Please repeat the records, word for word and without gaps.

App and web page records
▼▼▼

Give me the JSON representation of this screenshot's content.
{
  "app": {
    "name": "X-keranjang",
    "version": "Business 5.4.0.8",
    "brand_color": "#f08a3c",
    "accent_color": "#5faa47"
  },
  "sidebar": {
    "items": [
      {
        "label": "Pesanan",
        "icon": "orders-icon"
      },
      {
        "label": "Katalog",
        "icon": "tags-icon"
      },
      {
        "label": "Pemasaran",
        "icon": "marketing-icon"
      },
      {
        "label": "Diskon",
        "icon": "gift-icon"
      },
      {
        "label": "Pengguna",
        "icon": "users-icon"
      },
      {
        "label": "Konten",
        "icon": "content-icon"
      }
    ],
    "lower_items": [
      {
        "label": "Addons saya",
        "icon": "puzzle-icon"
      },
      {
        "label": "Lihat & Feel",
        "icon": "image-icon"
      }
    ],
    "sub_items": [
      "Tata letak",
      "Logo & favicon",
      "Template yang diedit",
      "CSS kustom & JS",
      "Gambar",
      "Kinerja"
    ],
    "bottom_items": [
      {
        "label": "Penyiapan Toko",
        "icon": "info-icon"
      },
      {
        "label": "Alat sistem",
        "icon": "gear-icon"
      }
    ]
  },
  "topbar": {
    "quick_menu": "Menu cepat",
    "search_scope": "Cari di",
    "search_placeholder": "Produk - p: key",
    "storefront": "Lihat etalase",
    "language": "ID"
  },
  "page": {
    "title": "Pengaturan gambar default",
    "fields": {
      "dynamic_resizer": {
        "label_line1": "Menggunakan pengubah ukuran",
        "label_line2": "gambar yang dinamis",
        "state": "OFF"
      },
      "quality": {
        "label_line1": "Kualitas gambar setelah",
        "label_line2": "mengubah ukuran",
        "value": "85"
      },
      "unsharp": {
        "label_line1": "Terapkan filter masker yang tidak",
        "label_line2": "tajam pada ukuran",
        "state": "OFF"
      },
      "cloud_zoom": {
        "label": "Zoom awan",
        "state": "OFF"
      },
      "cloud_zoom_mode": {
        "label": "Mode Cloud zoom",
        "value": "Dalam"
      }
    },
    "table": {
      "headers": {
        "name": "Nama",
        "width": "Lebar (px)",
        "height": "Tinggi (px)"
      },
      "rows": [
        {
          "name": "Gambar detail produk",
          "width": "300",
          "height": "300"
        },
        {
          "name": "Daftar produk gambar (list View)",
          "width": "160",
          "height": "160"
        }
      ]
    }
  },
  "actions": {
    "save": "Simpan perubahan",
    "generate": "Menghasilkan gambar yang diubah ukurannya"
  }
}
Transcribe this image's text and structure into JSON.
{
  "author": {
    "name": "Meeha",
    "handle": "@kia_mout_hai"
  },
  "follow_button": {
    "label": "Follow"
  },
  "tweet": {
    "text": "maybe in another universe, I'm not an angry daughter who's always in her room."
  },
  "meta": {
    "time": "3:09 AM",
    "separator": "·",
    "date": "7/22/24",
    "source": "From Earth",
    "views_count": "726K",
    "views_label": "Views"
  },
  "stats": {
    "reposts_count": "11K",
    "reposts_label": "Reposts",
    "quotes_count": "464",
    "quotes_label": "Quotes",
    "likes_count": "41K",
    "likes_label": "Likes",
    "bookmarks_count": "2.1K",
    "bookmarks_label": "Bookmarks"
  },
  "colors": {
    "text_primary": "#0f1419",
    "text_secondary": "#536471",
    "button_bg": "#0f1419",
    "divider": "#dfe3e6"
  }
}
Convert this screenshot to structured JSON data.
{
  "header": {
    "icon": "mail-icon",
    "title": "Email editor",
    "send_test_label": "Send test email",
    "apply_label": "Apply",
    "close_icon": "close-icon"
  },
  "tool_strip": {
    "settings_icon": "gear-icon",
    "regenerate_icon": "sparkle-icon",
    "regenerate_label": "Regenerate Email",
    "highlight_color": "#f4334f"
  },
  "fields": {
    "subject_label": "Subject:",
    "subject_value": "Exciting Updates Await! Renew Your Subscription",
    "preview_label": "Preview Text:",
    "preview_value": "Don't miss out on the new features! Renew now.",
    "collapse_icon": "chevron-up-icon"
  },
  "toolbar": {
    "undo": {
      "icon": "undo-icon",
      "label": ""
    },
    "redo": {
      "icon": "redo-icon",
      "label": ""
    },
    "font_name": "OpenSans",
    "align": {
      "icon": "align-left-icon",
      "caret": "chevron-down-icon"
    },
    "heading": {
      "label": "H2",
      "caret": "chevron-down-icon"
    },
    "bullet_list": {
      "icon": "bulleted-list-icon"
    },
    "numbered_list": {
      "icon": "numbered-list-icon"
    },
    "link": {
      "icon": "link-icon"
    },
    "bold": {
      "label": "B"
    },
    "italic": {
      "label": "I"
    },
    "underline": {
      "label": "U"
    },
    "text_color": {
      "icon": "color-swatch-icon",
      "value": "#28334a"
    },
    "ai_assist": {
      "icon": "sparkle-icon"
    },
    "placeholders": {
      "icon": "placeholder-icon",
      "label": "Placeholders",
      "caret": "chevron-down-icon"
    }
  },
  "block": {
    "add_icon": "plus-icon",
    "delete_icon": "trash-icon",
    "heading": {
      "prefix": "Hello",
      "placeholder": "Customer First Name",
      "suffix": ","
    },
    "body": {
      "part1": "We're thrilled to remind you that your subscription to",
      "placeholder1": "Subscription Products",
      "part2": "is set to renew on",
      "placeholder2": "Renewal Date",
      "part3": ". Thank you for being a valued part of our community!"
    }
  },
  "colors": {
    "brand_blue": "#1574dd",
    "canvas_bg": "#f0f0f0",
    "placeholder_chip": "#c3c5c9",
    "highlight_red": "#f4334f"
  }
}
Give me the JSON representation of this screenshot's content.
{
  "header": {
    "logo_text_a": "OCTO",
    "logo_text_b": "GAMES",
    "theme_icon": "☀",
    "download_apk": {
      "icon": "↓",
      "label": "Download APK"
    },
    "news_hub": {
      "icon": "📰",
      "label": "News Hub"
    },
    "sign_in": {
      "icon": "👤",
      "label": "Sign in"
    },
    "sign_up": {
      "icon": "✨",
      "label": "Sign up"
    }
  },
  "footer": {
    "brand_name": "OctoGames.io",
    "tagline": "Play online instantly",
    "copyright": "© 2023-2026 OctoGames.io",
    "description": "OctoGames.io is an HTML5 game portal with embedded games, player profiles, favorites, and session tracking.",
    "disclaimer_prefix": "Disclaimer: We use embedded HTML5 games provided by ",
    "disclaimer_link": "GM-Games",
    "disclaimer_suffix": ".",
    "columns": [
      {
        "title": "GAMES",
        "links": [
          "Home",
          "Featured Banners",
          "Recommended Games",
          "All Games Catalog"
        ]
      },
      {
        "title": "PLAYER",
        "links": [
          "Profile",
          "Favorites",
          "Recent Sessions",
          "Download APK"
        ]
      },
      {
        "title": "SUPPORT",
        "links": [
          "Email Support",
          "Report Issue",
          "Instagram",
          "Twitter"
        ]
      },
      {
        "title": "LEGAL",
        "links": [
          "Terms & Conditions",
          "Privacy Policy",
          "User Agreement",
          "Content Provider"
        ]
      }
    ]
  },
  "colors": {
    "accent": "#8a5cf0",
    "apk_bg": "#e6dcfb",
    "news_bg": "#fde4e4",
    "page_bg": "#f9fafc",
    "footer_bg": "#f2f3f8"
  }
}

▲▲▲

SOLUTION FOR THIS EXERCISE:
Give me the JSON representation of this screenshot's content.
{
  "app": {
    "name": "X-keranjang",
    "version": "Business 5.4.0.8",
    "brand_color": "#f08a3c",
    "accent_color": "#5faa47"
  },
  "sidebar": {
    "items": [
      {
        "label": "Pesanan",
        "icon": "orders-icon"
      },
      {
        "label": "Katalog",
        "icon": "tags-icon"
      },
      {
        "label": "Pemasaran",
        "icon": "marketing-icon"
      },
      {
        "label": "Diskon",
        "icon": "gift-icon"
      },
      {
        "label": "Pengguna",
        "icon": "users-icon"
      },
      {
        "label": "Konten",
        "icon": "content-icon"
      }
    ],
    "lower_items": [
      {
        "label": "Addons saya",
        "icon": "puzzle-icon"
      },
      {
        "label": "Lihat & Feel",
        "icon": "image-icon"
      }
    ],
    "sub_items": [
      "Tata letak",
      "Logo & favicon",
      "Template yang diedit",
      "CSS kustom & JS",
      "Gambar",
      "Kinerja"
    ],
    "bottom_items": [
      {
        "label": "Penyiapan Toko",
        "icon": "info-icon"
      },
      {
        "label": "Alat sistem",
        "icon": "gear-icon"
      }
    ]
  },
  "topbar": {
    "quick_menu": "Menu cepat",
    "search_scope": "Cari di",
    "search_placeholder": "Produk - p: key",
    "storefront": "Lihat etalase",
    "language": "ID"
  },
  "page": {
    "title": "Pengaturan gambar default",
    "fields": {
      "dynamic_resizer": {
        "label_line1": "Menggunakan pengubah ukuran",
        "label_line2": "gambar yang dinamis",
        "state": "OFF"
      },
      "quality": {
        "label_line1": "Kualitas gambar setelah",
        "label_line2": "mengubah ukuran",
        "value": "85"
      },
      "unsharp": {
        "label_line1": "Terapkan filter masker yang tidak",
        "label_line2": "tajam pada ukuran",
        "state": "OFF"
      },
      "cloud_zoom": {
        "label": "Zoom awan",
        "state": "OFF"
      },
      "cloud_zoom_mode": {
        "label": "Mode Cloud zoom",
        "value": "Dalam"
      }
    },
    "table": {
      "headers": {
        "name": "Nama",
        "width": "Lebar (px)",
        "height": "Tinggi (px)"
      },
      "rows": [
        {
          "name": "Gambar detail produk",
          "width": "300",
          "height": "300"
        },
        {
          "name": "Daftar produk gambar (list View)",
          "width": "160",
          "height": "160"
        }
      ]
    }
  },
  "actions": {
    "save": "Simpan perubahan",
    "generate": "Menghasilkan gambar yang diubah ukurannya"
  }
}
Transcribe this image's text and structure into JSON.
{
  "author": {
    "name": "Meeha",
    "handle": "@kia_mout_hai"
  },
  "follow_button": {
    "label": "Follow"
  },
  "tweet": {
    "text": "maybe in another universe, I'm not an angry daughter who's always in her room."
  },
  "meta": {
    "time": "3:09 AM",
    "separator": "·",
    "date": "7/22/24",
    "source": "From Earth",
    "views_count": "726K",
    "views_label": "Views"
  },
  "stats": {
    "reposts_count": "11K",
    "reposts_label": "Reposts",
    "quotes_count": "464",
    "quotes_label": "Quotes",
    "likes_count": "41K",
    "likes_label": "Likes",
    "bookmarks_count": "2.1K",
    "bookmarks_label": "Bookmarks"
  },
  "colors": {
    "text_primary": "#0f1419",
    "text_secondary": "#536471",
    "button_bg": "#0f1419",
    "divider": "#dfe3e6"
  }
}
Convert this screenshot to structured JSON data.
{
  "header": {
    "icon": "mail-icon",
    "title": "Email editor",
    "send_test_label": "Send test email",
    "apply_label": "Apply",
    "close_icon": "close-icon"
  },
  "tool_strip": {
    "settings_icon": "gear-icon",
    "regenerate_icon": "sparkle-icon",
    "regenerate_label": "Regenerate Email",
    "highlight_color": "#f4334f"
  },
  "fields": {
    "subject_label": "Subject:",
    "subject_value": "Exciting Updates Await! Renew Your Subscription",
    "preview_label": "Preview Text:",
    "preview_value": "Don't miss out on the new features! Renew now.",
    "collapse_icon": "chevron-up-icon"
  },
  "toolbar": {
    "undo": {
      "icon": "undo-icon",
      "label": ""
    },
    "redo": {
      "icon": "redo-icon",
      "label": ""
    },
    "font_name": "OpenSans",
    "align": {
      "icon": "align-left-icon",
      "caret": "chevron-down-icon"
    },
    "heading": {
      "label": "H2",
      "caret": "chevron-down-icon"
    },
    "bullet_list": {
      "icon": "bulleted-list-icon"
    },
    "numbered_list": {
      "icon": "numbered-list-icon"
    },
    "link": {
      "icon": "link-icon"
    },
    "bold": {
      "label": "B"
    },
    "italic": {
      "label": "I"
    },
    "underline": {
      "label": "U"
    },
    "text_color": {
      "icon": "color-swatch-icon",
      "value": "#28334a"
    },
    "ai_assist": {
      "icon": "sparkle-icon"
    },
    "placeholders": {
      "icon": "placeholder-icon",
      "label": "Placeholders",
      "caret": "chevron-down-icon"
    }
  },
  "block": {
    "add_icon": "plus-icon",
    "delete_icon": "trash-icon",
    "heading": {
      "prefix": "Hello",
      "placeholder": "Customer First Name",
      "suffix": ","
    },
    "body": {
      "part1": "We're thrilled to remind you that your subscription to",
      "placeholder1": "Subscription Products",
      "part2": "is set to renew on",
      "placeholder2": "Renewal Date",
      "part3": ". Thank you for being a valued part of our community!"
    }
  },
  "colors": {
    "brand_blue": "#1574dd",
    "canvas_bg": "#f0f0f0",
    "placeholder_chip": "#c3c5c9",
    "highlight_red": "#f4334f"
  }
}
Give me the JSON representation of this screenshot's content.
{
  "header": {
    "logo_text_a": "OCTO",
    "logo_text_b": "GAMES",
    "theme_icon": "☀",
    "download_apk": {
      "icon": "↓",
      "label": "Download APK"
    },
    "news_hub": {
      "icon": "📰",
      "label": "News Hub"
    },
    "sign_in": {
      "icon": "👤",
      "label": "Sign in"
    },
    "sign_up": {
      "icon": "✨",
      "label": "Sign up"
    }
  },
  "footer": {
    "brand_name": "OctoGames.io",
    "tagline": "Play online instantly",
    "copyright": "© 2023-2026 OctoGames.io",
    "description": "OctoGames.io is an HTML5 game portal with embedded games, player profiles, favorites, and session tracking.",
    "disclaimer_prefix": "Disclaimer: We use embedded HTML5 games provided by ",
    "disclaimer_link": "GM-Games",
    "disclaimer_suffix": ".",
    "columns": [
      {
        "title": "GAMES",
        "links": [
          "Home",
          "Featured Banners",
          "Recommended Games",
          "All Games Catalog"
        ]
      },
      {
        "title": "PLAYER",
        "links": [
          "Profile",
          "Favorites",
          "Recent Sessions",
          "Download APK"
        ]
      },
      {
        "title": "SUPPORT",
        "links": [
          "Email Support",
          "Report Issue",
          "Instagram",
          "Twitter"
        ]
      },
      {
        "title": "LEGAL",
        "links": [
          "Terms & Conditions",
          "Privacy Policy",
          "User Agreement",
          "Content Provider"
        ]
      }
    ]
  },
  "colors": {
    "accent": "#8a5cf0",
    "apk_bg": "#e6dcfb",
    "news_bg": "#fde4e4",
    "page_bg": "#f9fafc",
    "footer_bg": "#f2f3f8"
  }
}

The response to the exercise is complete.